Summary and implications

On 19 December 2012, the Court of Justice of the European Union (CJEU) handed down its long-anticipated judgment in the ONEL/OMEL case. This reference from the Court of Appeal of the Hague sought guidance on the question of whether use of a Community Trade Mark (CTM) in a single member state constitutes genuine use in the Community.

The key points from the decision are that:

  • territorial borders should be disregarded. The boundaries of member states are not a relevant consideration for the purposes of assessing genuine use in the Community; and
  • territorial scope is just one factor in the overall assessment and there is no de minimis rule. Other relevant factors are the characteristics of the market concerned, the nature of the goods or services protected by the trade mark and the scale, frequency and regularity of the use.

These points have been reported upon by other IP commentators. However, some aspects of the decision regarding the nature of CTMs suggest to us that there is more to this decision than meets the eye.

Legal background

A CTM which has not been put to genuine use in the Community within five years of the registration date can be revoked on the grounds of non-use.

A joint statement issued by the EU Council and Commission before the CTM system was launched said that use of a CTM in a single member statecould amount to genuine use. However, in ONEL it was argued that allowing a potentially indefinite exclusive right in 27 countries when there is, in fact, only use in one is an abuse of the CTM system. This argument has been rejected.

Back to square one?

The CJEU reiterated that an important factor in the assessment of genuine use is whether the trade mark is being used for the purpose of maintaining or creating market share. An analysis of the relevant market of the goods or services covered by the CTM is therefore necessary.

As in previous cases, the CJEU has avoided setting a clear rule regarding what constitutes genuine use; all relevant factors must be assessed. The clear message from the case is that national borders are not relevant, but in refusing to definitively set out the conditions that must be satisfied, we are, in a sense, back to where we started.

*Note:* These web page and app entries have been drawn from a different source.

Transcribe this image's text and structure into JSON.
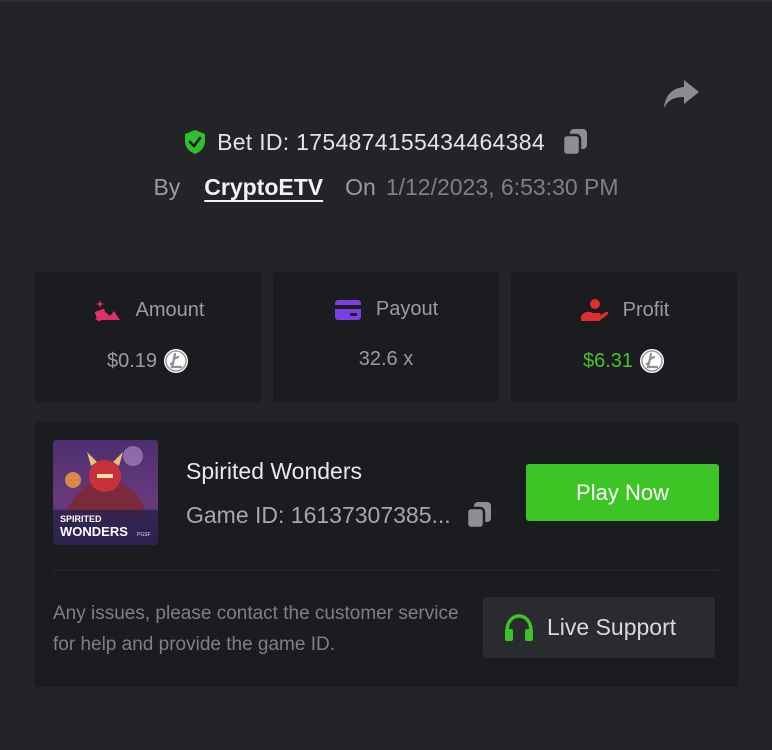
{
  "bet": {
    "label": "Bet ID: ",
    "id": "1754874155434464384",
    "by_label": "By",
    "username": "CryptoETV",
    "on_label": "On",
    "datetime": "1/12/2023, 6:53:30 PM"
  },
  "stats": [
    {
      "label": "Amount",
      "value": "$0.19",
      "icon": "amount-icon",
      "currency": "litecoin-icon",
      "color": "#e0306a"
    },
    {
      "label": "Payout",
      "value": "32.6 x",
      "icon": "card-icon",
      "color": "#7b3fe4"
    },
    {
      "label": "Profit",
      "value": "$6.31",
      "icon": "profit-hand-icon",
      "currency": "litecoin-icon",
      "color": "#e02d2d",
      "value_color": "#46c22a"
    }
  ],
  "game": {
    "title": "Spirited Wonders",
    "id_text": "Game ID: 16137307385...",
    "thumb_text_1": "SPIRITED",
    "thumb_text_2": "WONDERS",
    "thumb_brand": "PGSF",
    "play_label": "Play Now"
  },
  "support": {
    "help_text": "Any issues, please contact the customer service for help and provide the game ID.",
    "button_label": "Live Support",
    "accent": "#3dc526"
  }
}
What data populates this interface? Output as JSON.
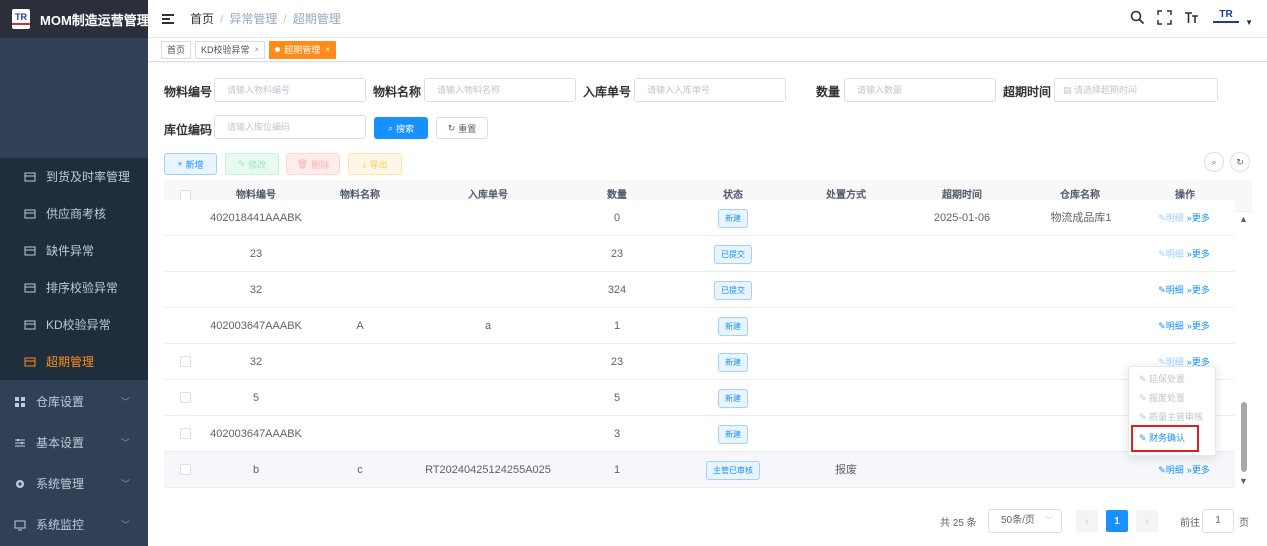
{
  "app": {
    "title": "MOM制造运营管理",
    "logo_text": "TR"
  },
  "sidebar": {
    "items": [
      {
        "label": "到货及时率管理",
        "icon": "table-icon"
      },
      {
        "label": "供应商考核",
        "icon": "table-icon"
      },
      {
        "label": "缺件异常",
        "icon": "table-icon"
      },
      {
        "label": "排序校验异常",
        "icon": "table-icon"
      },
      {
        "label": "KD校验异常",
        "icon": "table-icon"
      },
      {
        "label": "超期管理",
        "icon": "table-icon"
      }
    ],
    "groups": [
      {
        "label": "仓库设置",
        "icon": "grid-icon"
      },
      {
        "label": "基本设置",
        "icon": "sliders-icon"
      },
      {
        "label": "系统管理",
        "icon": "gear-icon"
      },
      {
        "label": "系统监控",
        "icon": "monitor-icon"
      }
    ]
  },
  "breadcrumb": [
    "首页",
    "异常管理",
    "超期管理"
  ],
  "header": {
    "logo_text": "TR"
  },
  "tags": [
    {
      "label": "首页"
    },
    {
      "label": "KD校验异常",
      "close": "×"
    },
    {
      "label": "超期管理",
      "close": "×"
    }
  ],
  "search": {
    "material_no": {
      "label": "物料编号",
      "placeholder": "请输入物料编号"
    },
    "material_name": {
      "label": "物料名称",
      "placeholder": "请输入物料名称"
    },
    "inbound_no": {
      "label": "入库单号",
      "placeholder": "请输入入库单号"
    },
    "quantity": {
      "label": "数量",
      "placeholder": "请输入数量"
    },
    "overdue_time": {
      "label": "超期时间",
      "placeholder": "请选择超期时间"
    },
    "location": {
      "label": "库位编码",
      "placeholder": "请输入库位编码"
    },
    "search_btn": "搜索",
    "reset_btn": "重置"
  },
  "toolbar": {
    "add": "新增",
    "edit": "修改",
    "delete": "删除",
    "export": "导出"
  },
  "table": {
    "columns": [
      "物料编号",
      "物料名称",
      "入库单号",
      "数量",
      "状态",
      "处置方式",
      "超期时间",
      "仓库名称",
      "操作"
    ],
    "detail_label": "明细",
    "more_label": "更多",
    "rows": [
      {
        "material_no": "402018441AAABK",
        "material_name": "",
        "inbound_no": "",
        "qty": "0",
        "status": "新建",
        "disposal": "",
        "overdue": "2025-01-06",
        "warehouse": "物流成品库1",
        "checkbox": false
      },
      {
        "material_no": "23",
        "material_name": "",
        "inbound_no": "",
        "qty": "23",
        "status": "已提交",
        "disposal": "",
        "overdue": "",
        "warehouse": "",
        "checkbox": false
      },
      {
        "material_no": "32",
        "material_name": "",
        "inbound_no": "",
        "qty": "324",
        "status": "已提交",
        "disposal": "",
        "overdue": "",
        "warehouse": "",
        "checkbox": false
      },
      {
        "material_no": "402003647AAABK",
        "material_name": "A",
        "inbound_no": "a",
        "qty": "1",
        "status": "新建",
        "disposal": "",
        "overdue": "",
        "warehouse": "",
        "checkbox": false
      },
      {
        "material_no": "32",
        "material_name": "",
        "inbound_no": "",
        "qty": "23",
        "status": "新建",
        "disposal": "",
        "overdue": "",
        "warehouse": "",
        "checkbox": true
      },
      {
        "material_no": "5",
        "material_name": "",
        "inbound_no": "",
        "qty": "5",
        "status": "新建",
        "disposal": "",
        "overdue": "",
        "warehouse": "",
        "checkbox": true
      },
      {
        "material_no": "402003647AAABK",
        "material_name": "",
        "inbound_no": "",
        "qty": "3",
        "status": "新建",
        "disposal": "",
        "overdue": "",
        "warehouse": "",
        "checkbox": true
      },
      {
        "material_no": "b",
        "material_name": "c",
        "inbound_no": "RT20240425124255A025",
        "qty": "1",
        "status": "主管已审核",
        "disposal": "报废",
        "overdue": "",
        "warehouse": "",
        "checkbox": true
      }
    ]
  },
  "more_menu": [
    "延保处置",
    "报废处置",
    "质量主管审核",
    "财务确认"
  ],
  "pagination": {
    "total": "共 25 条",
    "page_size": "50条/页",
    "current": "1",
    "goto_label": "前往",
    "goto_value": "1",
    "page_unit": "页"
  },
  "colors": {
    "sidebar_bg": "#304156",
    "active": "#ff8c1a",
    "primary": "#1890ff",
    "highlight_border": "#e02020"
  }
}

The case makes some suggestion that CTMs are different from national marks in terms of what is expected of their use. We would not be surprised if this aspect of the ONEL decision resurfaces in future cases.